This exercise calls for every record to be returned exactly, with pictures removed.

INPUT FOR THIS TASK below:

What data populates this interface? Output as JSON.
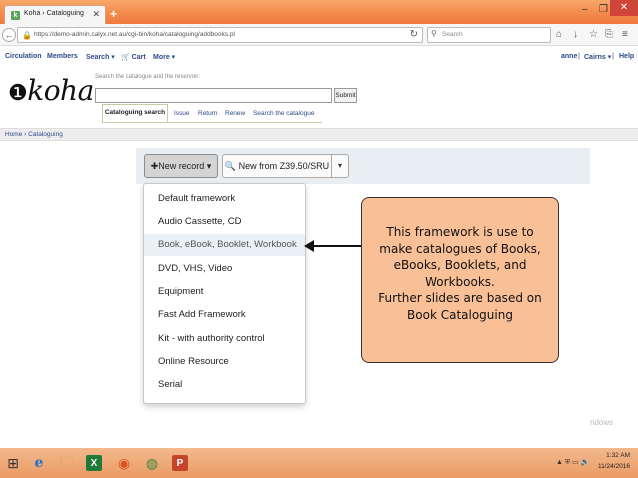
{
  "browser": {
    "tab_favicon": "k",
    "tab_title": "Koha › Cataloguing",
    "tab_close": "✕",
    "new_tab": "+",
    "min": "–",
    "max": "❐",
    "close": "✕",
    "url": "https://demo-admin.calyx.net.au/cgi-bin/koha/cataloguing/addbooks.pl",
    "search_placeholder": "Search",
    "nav_back": "←",
    "lock": "🔒",
    "reload": "↻",
    "search_glyph": "⚲",
    "toolbar_icons": {
      "home": "⌂",
      "download": "↓",
      "bookmark": "☆",
      "library": "⎘",
      "menu": "≡"
    }
  },
  "koha_menu": {
    "circulation": "Circulation",
    "members": "Members",
    "search": "Search ▾",
    "cart": "🛒 Cart",
    "more": "More ▾",
    "user": "anne",
    "sep1": "|",
    "branch": "Cairns ▾",
    "sep2": "|",
    "help": "Help"
  },
  "logo": {
    "text": "koha",
    "mark": "❶"
  },
  "search": {
    "hint": "Search the catalogue and the reservoir:",
    "submit": "Submit",
    "tabs": {
      "active": "Cataloguing search",
      "issue": "Issue",
      "return": "Return",
      "renew": "Renew",
      "search_catalogue": "Search the catalogue"
    }
  },
  "breadcrumb": "Home › Cataloguing",
  "toolbar": {
    "new_record": "✚New record ▾",
    "new_z3950": "🔍 New from Z39.50/SRU",
    "caret": "▾"
  },
  "dropdown": {
    "items": [
      "Default framework",
      "Audio Cassette, CD",
      "Book, eBook, Booklet, Workbook",
      "DVD, VHS, Video",
      "Equipment",
      "Fast Add Framework",
      "Kit - with authority control",
      "Online Resource",
      "Serial"
    ]
  },
  "callout": {
    "lines": [
      "This framework is use to",
      "make catalogues of Books,",
      "eBooks, Booklets, and",
      "Workbooks.",
      "Further slides are based on",
      "Book Cataloguing"
    ]
  },
  "watermark": "ndows",
  "taskbar": {
    "start": "⊞",
    "ie": "e",
    "explorer": "🗀",
    "excel": "X",
    "firefox": "◉",
    "chrome": "◍",
    "ppt": "P",
    "tray": "▲ ⛨ ▭ 🔊",
    "time": "1:32 AM",
    "date": "11/24/2016"
  },
  "colors": {
    "callout_bg": "#f9bf96",
    "taskbar": "#ea9a64",
    "link": "#2b4a8a",
    "highlight_row": "#e9f0f6"
  }
}
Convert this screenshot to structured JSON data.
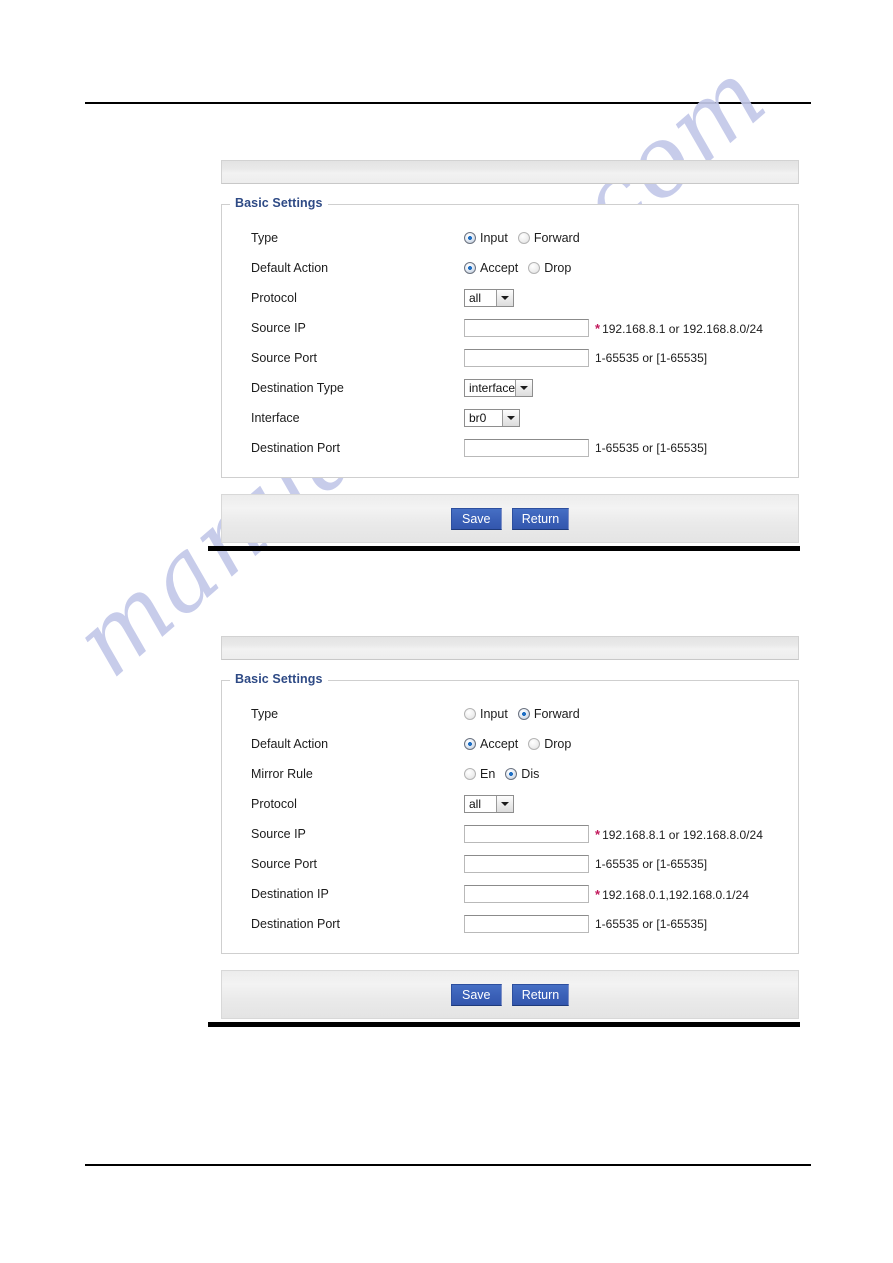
{
  "page": {
    "watermark_text": "manualshive.com",
    "watermark_color": "#c3c8e9",
    "rule_color": "#000000"
  },
  "common": {
    "legend": "Basic Settings",
    "save_label": "Save",
    "return_label": "Return",
    "port_hint": "1-65535 or [1-65535]",
    "required_marker": "*",
    "accent_color": "#2e4a85",
    "button_color": "#3b61b8",
    "required_color": "#c2185b"
  },
  "panels": [
    {
      "id": "input-rule-panel",
      "legend": "Basic Settings",
      "rows": [
        {
          "key": "type",
          "label": "Type",
          "control": "radio",
          "options": [
            {
              "label": "Input",
              "checked": true
            },
            {
              "label": "Forward",
              "checked": false
            }
          ]
        },
        {
          "key": "default-action",
          "label": "Default Action",
          "control": "radio",
          "options": [
            {
              "label": "Accept",
              "checked": true
            },
            {
              "label": "Drop",
              "checked": false
            }
          ]
        },
        {
          "key": "protocol",
          "label": "Protocol",
          "control": "select",
          "value": "all",
          "width_class": "w-protocol"
        },
        {
          "key": "source-ip",
          "label": "Source IP",
          "control": "text",
          "value": "",
          "required": true,
          "hint": "192.168.8.1 or  192.168.8.0/24"
        },
        {
          "key": "source-port",
          "label": "Source Port",
          "control": "text",
          "value": "",
          "required": false,
          "hint": "1-65535 or [1-65535]"
        },
        {
          "key": "destination-type",
          "label": "Destination Type",
          "control": "select",
          "value": "interface",
          "width_class": "w-desttype"
        },
        {
          "key": "interface",
          "label": "Interface",
          "control": "select",
          "value": "br0",
          "width_class": "w-interface"
        },
        {
          "key": "destination-port",
          "label": "Destination Port",
          "control": "text",
          "value": "",
          "required": false,
          "hint": "1-65535 or [1-65535]"
        }
      ]
    },
    {
      "id": "forward-rule-panel",
      "legend": "Basic Settings",
      "rows": [
        {
          "key": "type",
          "label": "Type",
          "control": "radio",
          "options": [
            {
              "label": "Input",
              "checked": false
            },
            {
              "label": "Forward",
              "checked": true
            }
          ]
        },
        {
          "key": "default-action",
          "label": "Default Action",
          "control": "radio",
          "options": [
            {
              "label": "Accept",
              "checked": true
            },
            {
              "label": "Drop",
              "checked": false
            }
          ]
        },
        {
          "key": "mirror-rule",
          "label": "Mirror Rule",
          "control": "radio",
          "options": [
            {
              "label": "En",
              "checked": false
            },
            {
              "label": "Dis",
              "checked": true
            }
          ]
        },
        {
          "key": "protocol",
          "label": "Protocol",
          "control": "select",
          "value": "all",
          "width_class": "w-protocol"
        },
        {
          "key": "source-ip",
          "label": "Source IP",
          "control": "text",
          "value": "",
          "required": true,
          "hint": "192.168.8.1 or 192.168.8.0/24"
        },
        {
          "key": "source-port",
          "label": "Source Port",
          "control": "text",
          "value": "",
          "required": false,
          "hint": "1-65535 or [1-65535]"
        },
        {
          "key": "destination-ip",
          "label": "Destination IP",
          "control": "text",
          "value": "",
          "required": true,
          "hint": "192.168.0.1,192.168.0.1/24"
        },
        {
          "key": "destination-port",
          "label": "Destination Port",
          "control": "text",
          "value": "",
          "required": false,
          "hint": "1-65535 or [1-65535]"
        }
      ]
    }
  ]
}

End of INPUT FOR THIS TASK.

**ANSWER SPACE:**
What data populates this interface? Output as JSON.
{
  "browser": {
    "tab_favicon": "k",
    "tab_title": "Koha › Cataloguing",
    "tab_close": "✕",
    "new_tab": "+",
    "min": "–",
    "max": "❐",
    "close": "✕",
    "url": "https://demo-admin.calyx.net.au/cgi-bin/koha/cataloguing/addbooks.pl",
    "search_placeholder": "Search",
    "nav_back": "←",
    "lock": "🔒",
    "reload": "↻",
    "search_glyph": "⚲",
    "toolbar_icons": {
      "home": "⌂",
      "download": "↓",
      "bookmark": "☆",
      "library": "⎘",
      "menu": "≡"
    }
  },
  "koha_menu": {
    "circulation": "Circulation",
    "members": "Members",
    "search": "Search ▾",
    "cart": "🛒 Cart",
    "more": "More ▾",
    "user": "anne",
    "sep1": "|",
    "branch": "Cairns ▾",
    "sep2": "|",
    "help": "Help"
  },
  "logo": {
    "text": "koha",
    "mark": "❶"
  },
  "search": {
    "hint": "Search the catalogue and the reservoir:",
    "submit": "Submit",
    "tabs": {
      "active": "Cataloguing search",
      "issue": "Issue",
      "return": "Return",
      "renew": "Renew",
      "search_catalogue": "Search the catalogue"
    }
  },
  "breadcrumb": "Home › Cataloguing",
  "toolbar": {
    "new_record": "✚New record ▾",
    "new_z3950": "🔍 New from Z39.50/SRU",
    "caret": "▾"
  },
  "dropdown": {
    "items": [
      "Default framework",
      "Audio Cassette, CD",
      "Book, eBook, Booklet, Workbook",
      "DVD, VHS, Video",
      "Equipment",
      "Fast Add Framework",
      "Kit - with authority control",
      "Online Resource",
      "Serial"
    ]
  },
  "callout": {
    "lines": [
      "This framework is use to",
      "make catalogues of Books,",
      "eBooks, Booklets, and",
      "Workbooks.",
      "Further slides are based on",
      "Book Cataloguing"
    ]
  },
  "watermark": "ndows",
  "taskbar": {
    "start": "⊞",
    "ie": "e",
    "explorer": "🗀",
    "excel": "X",
    "firefox": "◉",
    "chrome": "◍",
    "ppt": "P",
    "tray": "▲ ⛨ ▭ 🔊",
    "time": "1:32 AM",
    "date": "11/24/2016"
  },
  "colors": {
    "callout_bg": "#f9bf96",
    "taskbar": "#ea9a64",
    "link": "#2b4a8a",
    "highlight_row": "#e9f0f6"
  }
}
Convert this screenshot to structured JSON data.
{
  "page": {
    "watermark_text": "manualshive.com",
    "watermark_color": "#c3c8e9",
    "rule_color": "#000000"
  },
  "common": {
    "legend": "Basic Settings",
    "save_label": "Save",
    "return_label": "Return",
    "port_hint": "1-65535 or [1-65535]",
    "required_marker": "*",
    "accent_color": "#2e4a85",
    "button_color": "#3b61b8",
    "required_color": "#c2185b"
  },
  "panels": [
    {
      "id": "input-rule-panel",
      "legend": "Basic Settings",
      "rows": [
        {
          "key": "type",
          "label": "Type",
          "control": "radio",
          "options": [
            {
              "label": "Input",
              "checked": true
            },
            {
              "label": "Forward",
              "checked": false
            }
          ]
        },
        {
          "key": "default-action",
          "label": "Default Action",
          "control": "radio",
          "options": [
            {
              "label": "Accept",
              "checked": true
            },
            {
              "label": "Drop",
              "checked": false
            }
          ]
        },
        {
          "key": "protocol",
          "label": "Protocol",
          "control": "select",
          "value": "all",
          "width_class": "w-protocol"
        },
        {
          "key": "source-ip",
          "label": "Source IP",
          "control": "text",
          "value": "",
          "required": true,
          "hint": "192.168.8.1 or  192.168.8.0/24"
        },
        {
          "key": "source-port",
          "label": "Source Port",
          "control": "text",
          "value": "",
          "required": false,
          "hint": "1-65535 or [1-65535]"
        },
        {
          "key": "destination-type",
          "label": "Destination Type",
          "control": "select",
          "value": "interface",
          "width_class": "w-desttype"
        },
        {
          "key": "interface",
          "label": "Interface",
          "control": "select",
          "value": "br0",
          "width_class": "w-interface"
        },
        {
          "key": "destination-port",
          "label": "Destination Port",
          "control": "text",
          "value": "",
          "required": false,
          "hint": "1-65535 or [1-65535]"
        }
      ]
    },
    {
      "id": "forward-rule-panel",
      "legend": "Basic Settings",
      "rows": [
        {
          "key": "type",
          "label": "Type",
          "control": "radio",
          "options": [
            {
              "label": "Input",
              "checked": false
            },
            {
              "label": "Forward",
              "checked": true
            }
          ]
        },
        {
          "key": "default-action",
          "label": "Default Action",
          "control": "radio",
          "options": [
            {
              "label": "Accept",
              "checked": true
            },
            {
              "label": "Drop",
              "checked": false
            }
          ]
        },
        {
          "key": "mirror-rule",
          "label": "Mirror Rule",
          "control": "radio",
          "options": [
            {
              "label": "En",
              "checked": false
            },
            {
              "label": "Dis",
              "checked": true
            }
          ]
        },
        {
          "key": "protocol",
          "label": "Protocol",
          "control": "select",
          "value": "all",
          "width_class": "w-protocol"
        },
        {
          "key": "source-ip",
          "label": "Source IP",
          "control": "text",
          "value": "",
          "required": true,
          "hint": "192.168.8.1 or 192.168.8.0/24"
        },
        {
          "key": "source-port",
          "label": "Source Port",
          "control": "text",
          "value": "",
          "required": false,
          "hint": "1-65535 or [1-65535]"
        },
        {
          "key": "destination-ip",
          "label": "Destination IP",
          "control": "text",
          "value": "",
          "required": true,
          "hint": "192.168.0.1,192.168.0.1/24"
        },
        {
          "key": "destination-port",
          "label": "Destination Port",
          "control": "text",
          "value": "",
          "required": false,
          "hint": "1-65535 or [1-65535]"
        }
      ]
    }
  ]
}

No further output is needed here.